Soft targets. That phrase gets me every time.

As far as I know, there are only two places in the world where children in school or people gathering for enjoyment are referred to as "soft targets"—active war zones and the United States of America.

Never in a million years would I think to use the words "soft targets" to refer to schoolchildren—or parade-goers, or people enjoying a live concert, or grocery shoppers or people in a bible study. I wouldn't even use the term "unarmed civilians" unless I were in the military and actively involved in a military operation.

They're not targets, they're people. People just living life.

That's what freedom is supposed to be, isn't it? The ability to just live life?

Instead, we are being held hostage by a militarized monster of our own making, one that says the answer to America's gun violence is more guns. (The irony, of course, being the fact that we already have more guns than people.) We see it in the weird worshipping of weapons, the Christmas cards with the whole family carrying, the bizarre fetish with one interpretation of one constitutional amendment to the exclusion of all others. It's in the language being used not only in reference to guns, but in reference to people just going about their daily lives—that is, "soft targets."

The truth is we should be "soft targets." No, really. That's what freedom is. We should be able to go to school and the store and our houses of worship without fear of being shot. We should be able to peaceably assemble per our First Amendment right without being scattered and shattered by gunfire.

We shouldn't feel the need to arm ourselves simply to go about our daily lives. Feeling compelled to carry a gun at all times isn't freedom.

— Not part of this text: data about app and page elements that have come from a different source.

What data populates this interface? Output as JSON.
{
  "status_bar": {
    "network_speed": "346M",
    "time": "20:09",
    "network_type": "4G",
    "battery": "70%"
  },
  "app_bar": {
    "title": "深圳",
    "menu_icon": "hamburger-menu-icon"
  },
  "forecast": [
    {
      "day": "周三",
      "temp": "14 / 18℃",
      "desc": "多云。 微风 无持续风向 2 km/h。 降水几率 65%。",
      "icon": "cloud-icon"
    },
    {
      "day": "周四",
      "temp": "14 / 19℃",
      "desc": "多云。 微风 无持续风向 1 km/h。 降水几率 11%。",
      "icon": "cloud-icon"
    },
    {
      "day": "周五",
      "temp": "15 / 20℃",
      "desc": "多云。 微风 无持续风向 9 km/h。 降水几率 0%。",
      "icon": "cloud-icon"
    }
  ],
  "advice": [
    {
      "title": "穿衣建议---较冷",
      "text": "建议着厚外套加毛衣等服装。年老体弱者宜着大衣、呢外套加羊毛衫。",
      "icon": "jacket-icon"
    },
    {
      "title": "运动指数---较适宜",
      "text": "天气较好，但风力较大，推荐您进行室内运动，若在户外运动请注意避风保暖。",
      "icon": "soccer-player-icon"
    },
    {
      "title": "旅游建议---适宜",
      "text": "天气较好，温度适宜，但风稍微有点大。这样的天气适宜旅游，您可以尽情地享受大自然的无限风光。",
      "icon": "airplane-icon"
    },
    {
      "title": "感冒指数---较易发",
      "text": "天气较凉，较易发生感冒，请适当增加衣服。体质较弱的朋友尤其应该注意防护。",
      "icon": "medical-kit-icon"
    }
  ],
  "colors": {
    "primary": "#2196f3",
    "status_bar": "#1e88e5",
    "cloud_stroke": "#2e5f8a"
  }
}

Living like we're living right now, with mass shootings on the regular, isn't freedom. And adding more guns won't make us more free. It won't. It hasn't.

If the Highland Park parade shooting proved anything, it's that even an event with a police presence in an idyllic, upscale, objectively "safe" suburb isn't safe from mass gun violence. There were good guys with guns there. There were good guys with guns in Uvalde, too. There were good guys with guns in Buffalo. So many good guys with guns. And yet, here we are.

It's time to look in the mirror and recognize how ridiculous we've become. Other civilized nations don't refer to children as "soft targets." They just don't. While we're debating whether the U.S. is a gun violence outlier because of doors or video games or mental illness, which the rest of the world has as well, our peers in other developed countries live their daily lives with freedom that we do not have—the freedom to gather without worrying that a whack job with a weapon of war is going to open fire, the freedom to go to school without rehearsing for a mass shooting event, the freedom to not ever think about carrying a gun to defend themselves against other guns.

Gun violence can happen anywhere, yes. But it happens far, far more often here than in other developed nations. There's a reason for that. Perhaps when we finally accept that our culture's dysfunctional relationship with guns is the problem, the idea of referring to people simply living their lives as "soft targets" will be as disturbing here as it is everywhere else.